A group of farm workers are packing unripe mangoes into wooden crates. Some of them are loading these crates onto trucks to be carried to markets in the southern district of Mirpurkhas in Sindh, about 50 kilometres from the Sindh Agriculture University Tando Jam.
With the changing climate patterns and shortage of water, this year’s produce is estimated to be half of the previous year. “This has not been a good year. The shortage of water and unexpected heatwave have damaged at least half of the mango crop this year,” says Shakeel Arian, owner of an Arian fruit farm, located near Naserpur, Tando Allahyar. “The size of mangoes has reduced as well.”
Loung Meghwar, a member of the local farming community living in village Kot Jan Mohmmad, has been connected with an agro-field for the last 15 years. He says, “Last year we earned the expected profit from mangoes. We were happy.” But presently, he adds, “our household expenditures have increased due to rising prices of routine items. On top of that, our earning capacity is shrinking gradually”.
He says, “Last year we earned the expected profit from mangoes. We were happy.” But presently, he adds, “our household expenditures have increased due to rising prices of routine items. On top of that, our earning capacity is shrinking gradually”.
Sindh is the second largest mango-producing province after Punjab in the country. A vast variety of mangoes is grown over thousands of acres of farmland, including Sindhri, Langrra, Chaunsa and Dasheri. Pakistan’s annual mango production stands between 1.7 million and 1.8 million metric tonnes. However, due to climate change, mango harvest is worsening. Jacobabad, Nawabshah and Dadu districts in Sindh are experiencing high temperatures of up to 42 to 51 degree Celsius, and River Indus, which is a central source of water for agricultural land in Sindh, has been flowing very low in capacity of late.
“The water table is changing and the trees are not getting proper nutrition from soil,” says Abdul Majeed Nizamani, a senior member of the Sindh Abadgar Board, continuing that mango trees that usually have a life span of 50 years need proper nutrition.

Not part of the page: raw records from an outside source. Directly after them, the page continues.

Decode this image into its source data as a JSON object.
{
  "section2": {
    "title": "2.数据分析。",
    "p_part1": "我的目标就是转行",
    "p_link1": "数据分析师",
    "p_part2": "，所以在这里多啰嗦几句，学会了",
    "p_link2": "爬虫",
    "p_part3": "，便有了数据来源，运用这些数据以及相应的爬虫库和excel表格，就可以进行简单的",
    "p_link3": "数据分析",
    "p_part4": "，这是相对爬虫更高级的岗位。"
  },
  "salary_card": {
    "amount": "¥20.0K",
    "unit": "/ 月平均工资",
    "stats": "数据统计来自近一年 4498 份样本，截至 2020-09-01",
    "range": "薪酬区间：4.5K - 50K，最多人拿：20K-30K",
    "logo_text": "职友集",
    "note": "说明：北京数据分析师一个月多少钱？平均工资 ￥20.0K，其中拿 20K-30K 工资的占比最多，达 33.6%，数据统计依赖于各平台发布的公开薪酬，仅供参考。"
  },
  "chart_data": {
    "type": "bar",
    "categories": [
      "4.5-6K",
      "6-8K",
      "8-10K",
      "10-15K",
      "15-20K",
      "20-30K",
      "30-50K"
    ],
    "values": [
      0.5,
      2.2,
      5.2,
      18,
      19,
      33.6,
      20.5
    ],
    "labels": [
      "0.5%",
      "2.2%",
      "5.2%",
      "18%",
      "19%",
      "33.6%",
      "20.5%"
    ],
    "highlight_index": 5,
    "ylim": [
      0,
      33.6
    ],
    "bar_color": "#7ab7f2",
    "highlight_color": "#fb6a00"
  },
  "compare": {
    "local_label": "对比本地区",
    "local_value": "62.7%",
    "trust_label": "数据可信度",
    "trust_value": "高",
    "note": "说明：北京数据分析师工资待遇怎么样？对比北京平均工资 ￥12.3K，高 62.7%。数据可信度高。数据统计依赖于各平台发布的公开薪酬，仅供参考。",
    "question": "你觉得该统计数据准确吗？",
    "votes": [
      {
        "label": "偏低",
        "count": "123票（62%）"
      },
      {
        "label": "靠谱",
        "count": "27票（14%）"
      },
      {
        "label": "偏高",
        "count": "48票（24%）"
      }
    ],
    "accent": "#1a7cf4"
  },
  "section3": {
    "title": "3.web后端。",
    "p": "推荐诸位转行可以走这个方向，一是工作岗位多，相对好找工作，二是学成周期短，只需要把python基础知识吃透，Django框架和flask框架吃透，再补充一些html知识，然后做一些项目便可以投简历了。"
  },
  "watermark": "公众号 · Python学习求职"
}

Pakistan ranks sixth in the world as a mango producer. But due to the shortage of water and other changing climate patterns, mango production is taking a hit. Mango farm workers and growers are worried about the future of mangoes in Sindh. “We are struggling to survive,” says Loung.